China is well-positioned to attract foreign investment this year, despite an uncertain and unpredictable global outlook, said an official with the Association of Chartered Certified Accountants (ACCA).
Jordan Yu, head of ACCA China (mainland), told China.org.cn that the size of China’s economy is a major factor in attracting foreign capital. “China is not only the second-largest economy and consumer market, but also the largest exporting nation worldwide — this scale is a key consideration for foreign-funded enterprises.”
The global economy faces severe headwinds from inflation, low growth, rising interest rates and geopolitical turmoil, according to the Global Economic Conditions Survey: Q3 2022 by ACCA and the Institute of Management Accountants (IMA).
“In this context, investors need to look for good investment opportunities around the world.

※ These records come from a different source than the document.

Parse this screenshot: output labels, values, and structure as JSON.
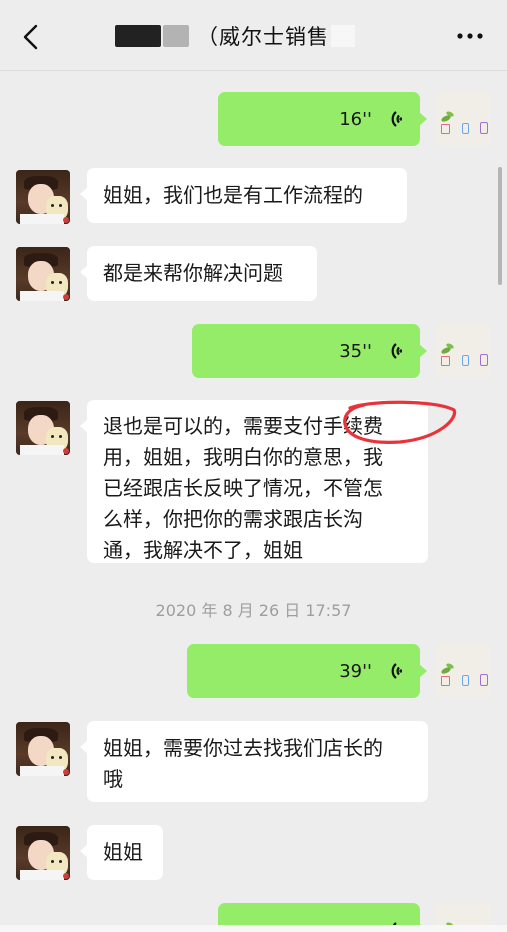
{
  "header": {
    "title": "（威尔士销售",
    "back_icon": "chevron-left-icon",
    "more_icon": "more-dots-icon"
  },
  "colors": {
    "background": "#ededed",
    "incoming_bubble": "#ffffff",
    "outgoing_bubble": "#95ec69",
    "timestamp_text": "#9e9e9e",
    "annotation_circle": "#e8333a"
  },
  "messages": [
    {
      "direction": "out",
      "type": "voice",
      "duration": "16''"
    },
    {
      "direction": "in",
      "type": "text",
      "text": "姐姐，我们也是有工作流程的"
    },
    {
      "direction": "in",
      "type": "text",
      "text": "都是来帮你解决问题"
    },
    {
      "direction": "out",
      "type": "voice",
      "duration": "35''"
    },
    {
      "direction": "in",
      "type": "text",
      "lines": [
        "退也是可以的，需要支付手续费",
        "用，姐姐，我明白你的意思，我",
        "已经跟店长反映了情况，不管怎",
        "么样，你把你的需求跟店长沟",
        "通，我解决不了，姐姐"
      ]
    },
    {
      "direction": "out",
      "type": "voice",
      "duration": "39''"
    },
    {
      "direction": "in",
      "type": "text",
      "lines": [
        "姐姐，需要你过去找我们店长的",
        "哦"
      ]
    },
    {
      "direction": "in",
      "type": "text",
      "text": "姐姐"
    },
    {
      "direction": "out",
      "type": "voice",
      "duration": ""
    }
  ],
  "timestamp": "2020 年 8 月 26 日 17:57"
}
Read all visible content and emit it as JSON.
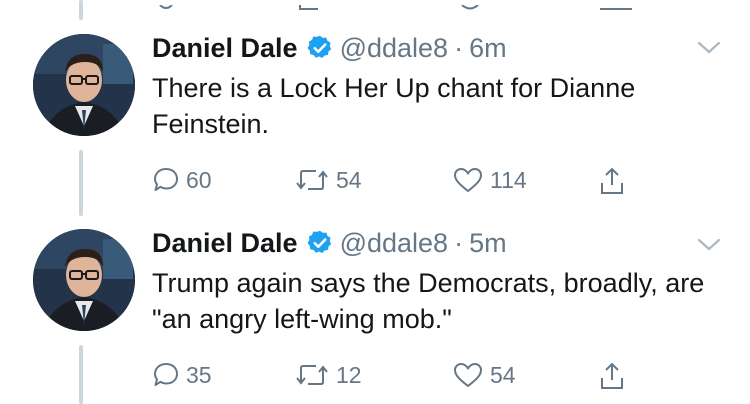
{
  "tweets": [
    {
      "name": "Daniel Dale",
      "handle": "@ddale8",
      "separator": "·",
      "time": "6m",
      "text": "There is a Lock Her Up chant for Dianne Feinstein.",
      "replies": "60",
      "retweets": "54",
      "likes": "114"
    },
    {
      "name": "Daniel Dale",
      "handle": "@ddale8",
      "separator": "·",
      "time": "5m",
      "text": "Trump again says the Democrats, broadly, are \"an angry left-wing mob.\"",
      "replies": "35",
      "retweets": "12",
      "likes": "54"
    }
  ],
  "colors": {
    "verified": "#1da1f2",
    "secondary_text": "#657786",
    "thread_line": "#ccd6dd"
  },
  "icons": [
    "verified-icon",
    "chevron-down-icon",
    "reply-icon",
    "retweet-icon",
    "like-icon",
    "share-icon"
  ]
}
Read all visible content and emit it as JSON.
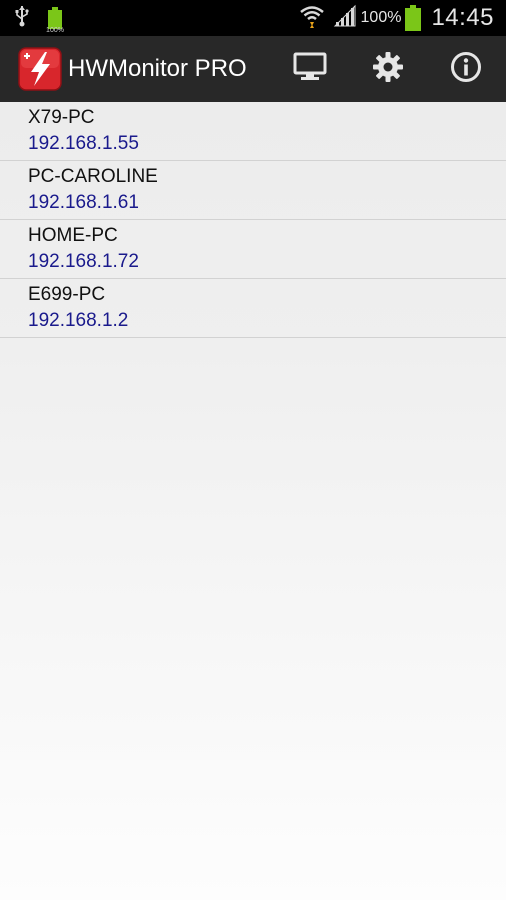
{
  "status_bar": {
    "small_battery_text": "100%",
    "signal_text": "100%",
    "time": "14:45",
    "icons": [
      "usb-icon",
      "battery-icon",
      "wifi-icon",
      "cell-signal-icon",
      "battery-icon"
    ]
  },
  "action_bar": {
    "title": "HWMonitor PRO",
    "logo_color": "#d8262c",
    "icons": [
      "monitor-icon",
      "gear-icon",
      "info-icon"
    ]
  },
  "devices": [
    {
      "name": "X79-PC",
      "ip": "192.168.1.55"
    },
    {
      "name": "PC-CAROLINE",
      "ip": "192.168.1.61"
    },
    {
      "name": "HOME-PC",
      "ip": "192.168.1.72"
    },
    {
      "name": "E699-PC",
      "ip": "192.168.1.2"
    }
  ],
  "colors": {
    "ip_text": "#1a1a8c",
    "battery": "#7bc618",
    "action_bar": "#282828"
  }
}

The report notes that the Asia Pacific region has not experienced the same surge in inflation as North America and Europe, and that the Chinese market will present more and better investment opportunities for global investors as the economy continues to recover,” said Yu.
He noted that developed economies like Europe and the United States are reshaping their supply and industrial chains, making international competition for investment increasingly fierce.
However, “China’s supply chain is heavily relied upon by ASEAN exporters and plays a major role globally,” said Yu. “As Chinese companies increase their research and development capabilities, the appeal of the country’s high-end manufacturing will grow.”
Foreign direct investment (FDI) in the Chinese mainland, in actual use, expanded 6.3% year on year to 1.23 trillion yuan in 2022, according to the Ministry of Commerce.
The manufacturing industry saw FDI inflow increase by 46.1% year on year to 323.7 billion yuan in 2022, while that of hi-tech industries jumped by 28.3% compared with 2021, data from the ministry showed.
Other factors foreign-funded enterprises consider when investing in China include policy, the business landscape, the legal and regulatory environment, operating costs, and human capital, according to Yu.
The annual Central Economic Work Conference held in mid-December last year addressed the concerns of foreign-funded enterprises by highlighting the need to increase foreign trade and investment cooperation, he said.
The meeting proposed mechanisms to encourage a better environment for foreign investment and trade, including expanding market access and further opening the modern services industry, he noted.
Yu said a strong finance profession and sustainability experts are crucial for China’s efforts to further attract and utilize foreign investment as foreign investors become increasingly focused on sustainability and social responsibility in the supply chain.
“Again, skills will be central to future growth and prosperity. Along with innovation for developing the sustainable business models of the future, China needs qualified finance professionals to create and support the investment framework and stakeholder engagement,” he added.